■ WHAT YOU WILL DO
Reproduce the listing verbatim.
.....
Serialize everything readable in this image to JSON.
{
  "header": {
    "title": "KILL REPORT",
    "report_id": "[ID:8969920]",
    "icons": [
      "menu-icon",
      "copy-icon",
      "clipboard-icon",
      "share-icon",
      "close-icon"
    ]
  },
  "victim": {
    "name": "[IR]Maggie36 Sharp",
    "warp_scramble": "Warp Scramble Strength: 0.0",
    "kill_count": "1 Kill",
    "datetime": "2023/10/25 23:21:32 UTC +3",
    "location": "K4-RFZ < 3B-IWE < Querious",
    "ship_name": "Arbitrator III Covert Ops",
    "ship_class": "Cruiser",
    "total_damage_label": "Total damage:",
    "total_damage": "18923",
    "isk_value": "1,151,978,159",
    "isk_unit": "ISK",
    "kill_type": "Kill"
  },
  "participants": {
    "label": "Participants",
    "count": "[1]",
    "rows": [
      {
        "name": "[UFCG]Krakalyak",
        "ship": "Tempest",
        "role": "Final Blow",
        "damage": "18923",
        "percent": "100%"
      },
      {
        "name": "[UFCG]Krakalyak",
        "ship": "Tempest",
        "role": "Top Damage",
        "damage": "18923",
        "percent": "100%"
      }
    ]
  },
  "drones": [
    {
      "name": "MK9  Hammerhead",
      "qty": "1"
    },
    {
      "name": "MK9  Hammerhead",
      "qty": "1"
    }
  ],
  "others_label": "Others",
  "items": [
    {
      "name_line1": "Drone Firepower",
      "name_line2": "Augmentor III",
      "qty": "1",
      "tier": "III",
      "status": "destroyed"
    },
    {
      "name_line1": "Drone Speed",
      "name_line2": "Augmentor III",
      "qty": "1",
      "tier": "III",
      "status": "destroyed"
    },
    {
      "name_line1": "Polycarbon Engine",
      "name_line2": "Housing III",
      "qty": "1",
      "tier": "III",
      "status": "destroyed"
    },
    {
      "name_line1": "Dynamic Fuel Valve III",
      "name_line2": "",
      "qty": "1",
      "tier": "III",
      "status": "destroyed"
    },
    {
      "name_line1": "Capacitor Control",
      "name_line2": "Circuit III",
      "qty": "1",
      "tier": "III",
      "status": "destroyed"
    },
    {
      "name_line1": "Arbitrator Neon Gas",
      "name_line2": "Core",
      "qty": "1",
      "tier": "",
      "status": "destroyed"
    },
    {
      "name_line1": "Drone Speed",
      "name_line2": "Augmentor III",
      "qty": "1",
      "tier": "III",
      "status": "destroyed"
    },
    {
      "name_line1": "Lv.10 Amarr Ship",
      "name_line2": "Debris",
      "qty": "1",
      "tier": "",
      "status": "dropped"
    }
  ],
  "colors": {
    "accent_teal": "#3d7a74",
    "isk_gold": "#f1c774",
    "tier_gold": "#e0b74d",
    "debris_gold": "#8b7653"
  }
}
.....
■ YOUR SOLUTION
Serialize everything readable in this image to JSON.
{
  "header": {
    "title": "KILL REPORT",
    "report_id": "[ID:8969920]",
    "icons": [
      "menu-icon",
      "copy-icon",
      "clipboard-icon",
      "share-icon",
      "close-icon"
    ]
  },
  "victim": {
    "name": "[IR]Maggie36 Sharp",
    "warp_scramble": "Warp Scramble Strength: 0.0",
    "kill_count": "1 Kill",
    "datetime": "2023/10/25 23:21:32 UTC +3",
    "location": "K4-RFZ < 3B-IWE < Querious",
    "ship_name": "Arbitrator III Covert Ops",
    "ship_class": "Cruiser",
    "total_damage_label": "Total damage:",
    "total_damage": "18923",
    "isk_value": "1,151,978,159",
    "isk_unit": "ISK",
    "kill_type": "Kill"
  },
  "participants": {
    "label": "Participants",
    "count": "[1]",
    "rows": [
      {
        "name": "[UFCG]Krakalyak",
        "ship": "Tempest",
        "role": "Final Blow",
        "damage": "18923",
        "percent": "100%"
      },
      {
        "name": "[UFCG]Krakalyak",
        "ship": "Tempest",
        "role": "Top Damage",
        "damage": "18923",
        "percent": "100%"
      }
    ]
  },
  "drones": [
    {
      "name": "MK9  Hammerhead",
      "qty": "1"
    },
    {
      "name": "MK9  Hammerhead",
      "qty": "1"
    }
  ],
  "others_label": "Others",
  "items": [
    {
      "name_line1": "Drone Firepower",
      "name_line2": "Augmentor III",
      "qty": "1",
      "tier": "III",
      "status": "destroyed"
    },
    {
      "name_line1": "Drone Speed",
      "name_line2": "Augmentor III",
      "qty": "1",
      "tier": "III",
      "status": "destroyed"
    },
    {
      "name_line1": "Polycarbon Engine",
      "name_line2": "Housing III",
      "qty": "1",
      "tier": "III",
      "status": "destroyed"
    },
    {
      "name_line1": "Dynamic Fuel Valve III",
      "name_line2": "",
      "qty": "1",
      "tier": "III",
      "status": "destroyed"
    },
    {
      "name_line1": "Capacitor Control",
      "name_line2": "Circuit III",
      "qty": "1",
      "tier": "III",
      "status": "destroyed"
    },
    {
      "name_line1": "Arbitrator Neon Gas",
      "name_line2": "Core",
      "qty": "1",
      "tier": "",
      "status": "destroyed"
    },
    {
      "name_line1": "Drone Speed",
      "name_line2": "Augmentor III",
      "qty": "1",
      "tier": "III",
      "status": "destroyed"
    },
    {
      "name_line1": "Lv.10 Amarr Ship",
      "name_line2": "Debris",
      "qty": "1",
      "tier": "",
      "status": "dropped"
    }
  ],
  "colors": {
    "accent_teal": "#3d7a74",
    "isk_gold": "#f1c774",
    "tier_gold": "#e0b74d",
    "debris_gold": "#8b7653"
  }
}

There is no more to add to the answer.